Accordingly, they designed a study that corrected those issues and recruited 13 postmenopausal women to participate in their feeding study. (The things people will do for science!)
The participants were all between 50 and 65 and were not diabetic, were non-smokers, were not dieting, and admitted to "regular consumption of all types of chocolate (white, milk and dark)." On three separate occasions over the course of three weeks they visited the lab first thing in the morning and consumed about 500 calories in the form of either dark chocolate, milk chocolate, or white chocolate, with one type served at each of the three visits.
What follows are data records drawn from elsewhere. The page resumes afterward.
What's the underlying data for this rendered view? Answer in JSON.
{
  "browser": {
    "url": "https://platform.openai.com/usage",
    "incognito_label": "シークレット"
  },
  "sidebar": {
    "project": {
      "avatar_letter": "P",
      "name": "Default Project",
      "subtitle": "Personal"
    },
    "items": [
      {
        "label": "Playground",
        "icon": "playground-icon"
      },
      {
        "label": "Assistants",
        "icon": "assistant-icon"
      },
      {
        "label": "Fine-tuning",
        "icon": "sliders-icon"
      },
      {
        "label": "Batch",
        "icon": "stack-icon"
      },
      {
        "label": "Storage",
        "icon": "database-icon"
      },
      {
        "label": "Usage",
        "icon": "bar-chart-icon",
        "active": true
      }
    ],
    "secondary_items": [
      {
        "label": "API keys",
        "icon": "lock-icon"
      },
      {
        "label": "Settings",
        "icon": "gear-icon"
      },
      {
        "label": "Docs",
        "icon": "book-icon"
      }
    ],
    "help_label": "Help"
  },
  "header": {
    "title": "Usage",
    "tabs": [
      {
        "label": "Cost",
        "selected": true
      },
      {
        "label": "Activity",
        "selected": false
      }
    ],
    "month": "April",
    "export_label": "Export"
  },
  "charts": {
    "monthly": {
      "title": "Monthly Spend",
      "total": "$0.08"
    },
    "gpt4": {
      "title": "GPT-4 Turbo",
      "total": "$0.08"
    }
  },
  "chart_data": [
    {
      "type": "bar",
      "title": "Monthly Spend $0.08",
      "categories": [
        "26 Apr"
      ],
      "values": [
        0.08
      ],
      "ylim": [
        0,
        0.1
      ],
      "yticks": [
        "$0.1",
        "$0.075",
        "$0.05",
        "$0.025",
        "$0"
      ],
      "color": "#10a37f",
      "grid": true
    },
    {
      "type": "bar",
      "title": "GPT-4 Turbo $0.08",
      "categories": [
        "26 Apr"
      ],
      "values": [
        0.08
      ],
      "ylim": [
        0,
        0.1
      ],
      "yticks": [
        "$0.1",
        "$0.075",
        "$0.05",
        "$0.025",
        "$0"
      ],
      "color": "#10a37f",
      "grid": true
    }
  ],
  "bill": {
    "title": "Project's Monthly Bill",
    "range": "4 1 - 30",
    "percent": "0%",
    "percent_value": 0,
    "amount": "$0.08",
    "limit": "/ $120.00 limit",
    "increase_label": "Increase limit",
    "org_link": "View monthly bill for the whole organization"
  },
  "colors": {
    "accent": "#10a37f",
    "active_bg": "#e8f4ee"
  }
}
All of the chocolates were made from a single batch using single-origin cacao beans and specifically manufactured for the study (note that the study was not funded by a chocolate company, nor did the chocolate company provide the chocolate for free).
Ninety minutes after consuming the chocolate the participants were served an identical test meal, a type of instant oatmeal (remember this was breakfast time), in a standardized amount large enough to ensure there would be some left over after the participant ate until they were "comfortably full." The authors could then weigh the leftovers and know exactly how much the participant had consumed.
The day before each visit the participants kept 24-hour food diaries and avoided caffeine, alcohol, chocolate, and "vigorous physical activity," and on the day of the visit completed multiple questionnaires to measure mood and appetite as they changed over time, both before and after consuming the chocolate and the standardized meal. Further, the authors took multiple blood samples to measure levels of blood glucose and appetite-related hormones to see how these would be affected by chocolate consumption and if they in turn affected hunger and mood.
The authors found that the participants felt about the same over time, in terms of feelings of hunger and overall mood, regardless of which type of chocolate they consumed. This was despite the fact that the participants were blindfolded as they consumed the chocolate, and their blood levels of glucose and appetite hormones varied according to the type of chocolate consumed. That said, when the women consumed the dark chocolate, they consumed less of the following meal than they did after they consumed the milk chocolate - 20% less, in fact - and 26% less than they consumed when they initially ate white chocolate.
This is a very small study but does suggest that somehow dark chocolate is more satisfying than milk or white chocolate. The authors were careful to match the number of calories consumed in each type of chocolate, but then the amounts by weight were slightly different, with about 3 ounces consumed for the dark chocolate, 3.2 ounces of milk chocolate, and 3.3 ounces of white chocolate. They were, however, careful to ensure that the cacao used in each type of chocolate came from the same batch, so a difference in flavanol or other micronutrient nutrient content can be ruled out. If you must have your chocolate but are working on your weight, it would appear that dark chocolate would be a better, more satisfying, and higher in antioxidants choice.
First posted: November 1, 2017